Records supplied below:

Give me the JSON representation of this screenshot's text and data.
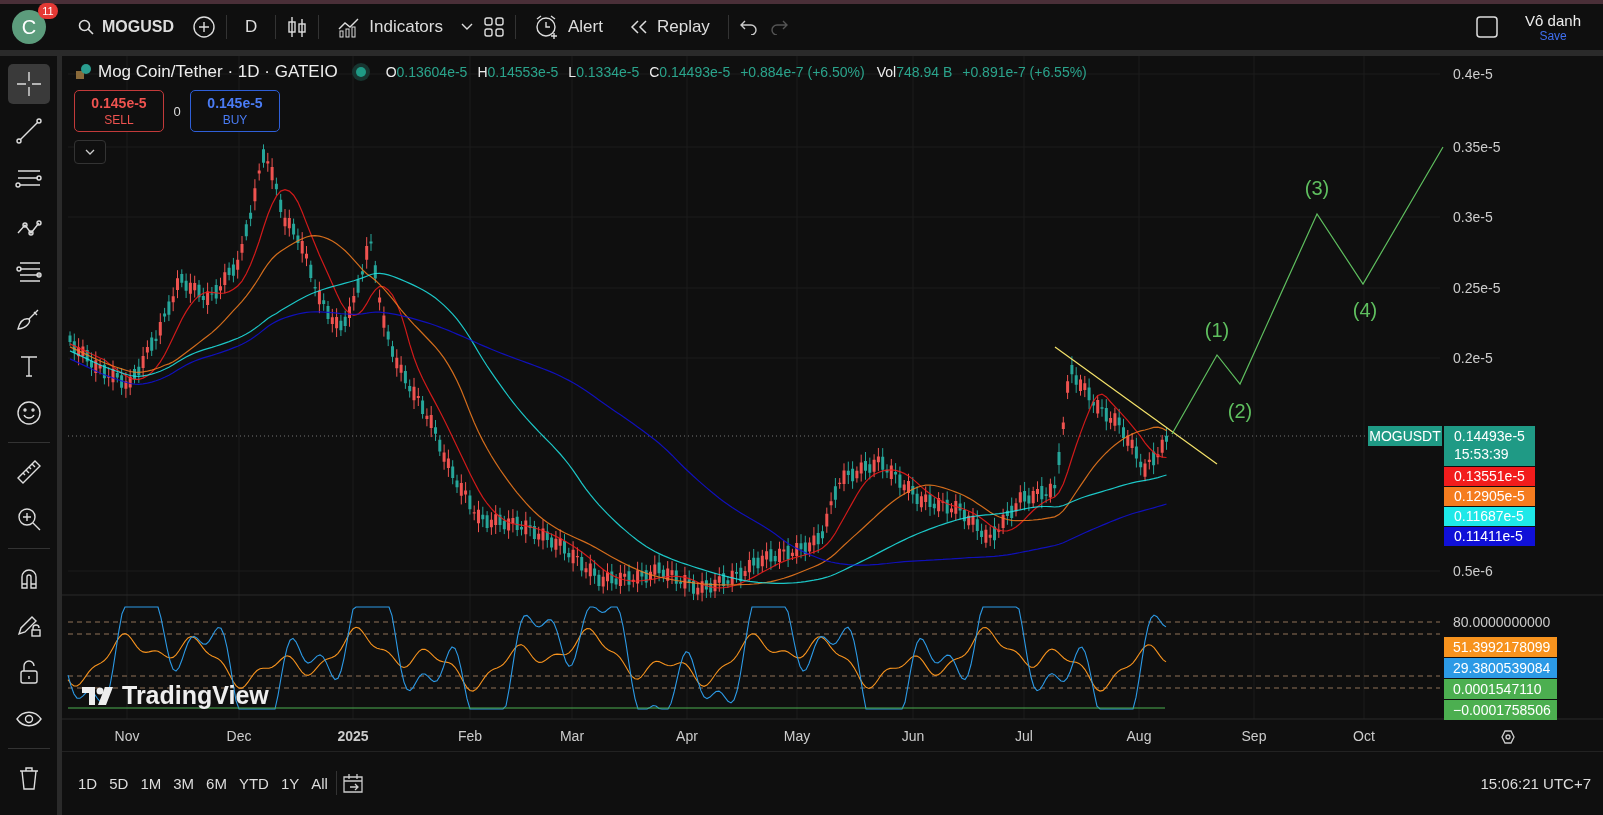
{
  "top_bar": {
    "avatar_letter": "C",
    "notification_count": "11",
    "symbol": "MOGUSD",
    "interval": "D",
    "indicators_label": "Indicators",
    "alert_label": "Alert",
    "replay_label": "Replay",
    "undo": {
      "disabled": false
    },
    "redo": {
      "disabled": true
    },
    "layout_name": "Vô danh",
    "save_label": "Save"
  },
  "left_toolbar": {
    "tool_groups": [
      [
        {
          "kind": "crosshair",
          "selected": true
        },
        {
          "kind": "trend-line",
          "selected": false
        },
        {
          "kind": "horizontal-lines",
          "selected": false
        },
        {
          "kind": "pattern",
          "selected": false
        },
        {
          "kind": "fib",
          "selected": false
        },
        {
          "kind": "brush",
          "selected": false
        },
        {
          "kind": "text",
          "selected": false
        },
        {
          "kind": "emoji",
          "selected": false
        }
      ],
      [
        {
          "kind": "ruler",
          "selected": false
        },
        {
          "kind": "zoom",
          "selected": false
        }
      ],
      [
        {
          "kind": "magnet",
          "selected": false
        },
        {
          "kind": "lock-draw",
          "selected": false
        },
        {
          "kind": "lock",
          "selected": false
        },
        {
          "kind": "eye",
          "selected": false
        }
      ],
      [
        {
          "kind": "trash",
          "selected": false
        }
      ]
    ]
  },
  "legend": {
    "title": "Mog Coin/Tether · 1D · GATEIO",
    "ohlc": [
      {
        "key": "O",
        "value": "0.13604e-5"
      },
      {
        "key": "H",
        "value": "0.14553e-5"
      },
      {
        "key": "L",
        "value": "0.1334e-5"
      },
      {
        "key": "C",
        "value": "0.14493e-5"
      }
    ],
    "change": "+0.884e-7 (+6.50%)",
    "volume_key": "Vol",
    "volume": "748.94 B",
    "volume_change": "+0.891e-7 (+6.55%)"
  },
  "trade": {
    "sell_price": "0.145e-5",
    "sell_label": "SELL",
    "spread": "0",
    "buy_price": "0.145e-5",
    "buy_label": "BUY"
  },
  "wave_labels": [
    "(1)",
    "(2)",
    "(3)",
    "(4)"
  ],
  "brand_logo": "TradingView",
  "price_axis": {
    "ticks": [
      "0.4e-5",
      "0.35e-5",
      "0.3e-5",
      "0.25e-5",
      "0.2e-5",
      "0.5e-6"
    ],
    "symbol_label": "MOGUSDT",
    "last_price": "0.14493e-5",
    "countdown": "15:53:39",
    "ma_badges": [
      {
        "value": "0.13551e-5",
        "color": "#f21c1c"
      },
      {
        "value": "0.12905e-5",
        "color": "#f57c1f"
      },
      {
        "value": "0.11687e-5",
        "color": "#1ee8e8"
      },
      {
        "value": "0.11411e-5",
        "color": "#1010d8"
      }
    ]
  },
  "rsi_axis": {
    "level": "80.0000000000",
    "badges": [
      {
        "value": "51.3992178099",
        "color": "#f7931e"
      },
      {
        "value": "29.3800539084",
        "color": "#2c9ae6"
      },
      {
        "value": "0.0001547110",
        "color": "#4caf50"
      },
      {
        "value": "−0.0001758506",
        "color": "#4caf50"
      }
    ]
  },
  "time_axis": [
    {
      "label": "Nov",
      "kind": "month"
    },
    {
      "label": "Dec",
      "kind": "month"
    },
    {
      "label": "2025",
      "kind": "year"
    },
    {
      "label": "Feb",
      "kind": "month"
    },
    {
      "label": "Mar",
      "kind": "month"
    },
    {
      "label": "Apr",
      "kind": "month"
    },
    {
      "label": "May",
      "kind": "month"
    },
    {
      "label": "Jun",
      "kind": "month"
    },
    {
      "label": "Jul",
      "kind": "month"
    },
    {
      "label": "Aug",
      "kind": "month"
    },
    {
      "label": "Sep",
      "kind": "month"
    },
    {
      "label": "Oct",
      "kind": "month"
    }
  ],
  "bottom_bar": {
    "ranges": [
      "1D",
      "5D",
      "1M",
      "3M",
      "6M",
      "YTD",
      "1Y",
      "All"
    ],
    "clock": "15:06:21 UTC+7"
  }
}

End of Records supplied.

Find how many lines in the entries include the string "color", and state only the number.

→ **Answer for the task**:
8